Instructions to follow. Check each line of the listing below for the string "Install", then copy every line that has it.

Given data.
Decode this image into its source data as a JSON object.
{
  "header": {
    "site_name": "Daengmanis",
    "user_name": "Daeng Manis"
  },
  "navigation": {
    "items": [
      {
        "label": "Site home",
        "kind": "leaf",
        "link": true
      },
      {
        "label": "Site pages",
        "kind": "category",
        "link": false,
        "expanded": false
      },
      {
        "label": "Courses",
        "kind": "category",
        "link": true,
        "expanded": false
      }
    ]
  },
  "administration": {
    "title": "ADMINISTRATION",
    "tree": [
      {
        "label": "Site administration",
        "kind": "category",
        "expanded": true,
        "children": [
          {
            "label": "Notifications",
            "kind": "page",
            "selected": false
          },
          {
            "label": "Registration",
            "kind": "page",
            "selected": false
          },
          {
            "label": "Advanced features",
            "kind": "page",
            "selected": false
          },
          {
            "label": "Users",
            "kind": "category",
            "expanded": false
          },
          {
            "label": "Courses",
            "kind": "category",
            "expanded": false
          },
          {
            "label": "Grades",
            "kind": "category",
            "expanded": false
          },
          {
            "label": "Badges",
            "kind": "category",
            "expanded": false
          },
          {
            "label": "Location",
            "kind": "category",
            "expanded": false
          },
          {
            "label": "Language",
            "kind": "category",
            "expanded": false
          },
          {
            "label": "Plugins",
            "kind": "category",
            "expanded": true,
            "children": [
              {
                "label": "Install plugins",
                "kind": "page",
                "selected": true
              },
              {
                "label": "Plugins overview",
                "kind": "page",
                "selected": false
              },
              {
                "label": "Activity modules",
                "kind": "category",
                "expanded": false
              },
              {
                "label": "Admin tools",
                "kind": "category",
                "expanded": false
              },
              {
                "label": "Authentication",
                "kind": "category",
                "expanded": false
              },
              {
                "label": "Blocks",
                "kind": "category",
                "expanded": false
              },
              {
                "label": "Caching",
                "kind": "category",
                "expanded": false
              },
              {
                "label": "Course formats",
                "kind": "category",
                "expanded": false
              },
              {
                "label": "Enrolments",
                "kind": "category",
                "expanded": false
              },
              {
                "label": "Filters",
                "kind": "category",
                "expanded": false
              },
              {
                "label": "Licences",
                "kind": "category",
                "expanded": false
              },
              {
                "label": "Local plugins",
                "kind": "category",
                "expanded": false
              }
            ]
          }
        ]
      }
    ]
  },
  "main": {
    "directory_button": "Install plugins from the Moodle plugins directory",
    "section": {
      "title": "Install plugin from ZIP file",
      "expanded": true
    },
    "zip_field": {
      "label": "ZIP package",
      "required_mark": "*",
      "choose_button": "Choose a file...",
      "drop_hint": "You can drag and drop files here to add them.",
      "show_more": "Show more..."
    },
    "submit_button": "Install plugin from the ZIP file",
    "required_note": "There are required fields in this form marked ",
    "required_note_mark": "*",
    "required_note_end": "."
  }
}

Solution to this exercise.
                "label": "Install plugins",
    "directory_button": "Install plugins from the Moodle plugins directory",
      "title": "Install plugin from ZIP file",
    "submit_button": "Install plugin from the ZIP file",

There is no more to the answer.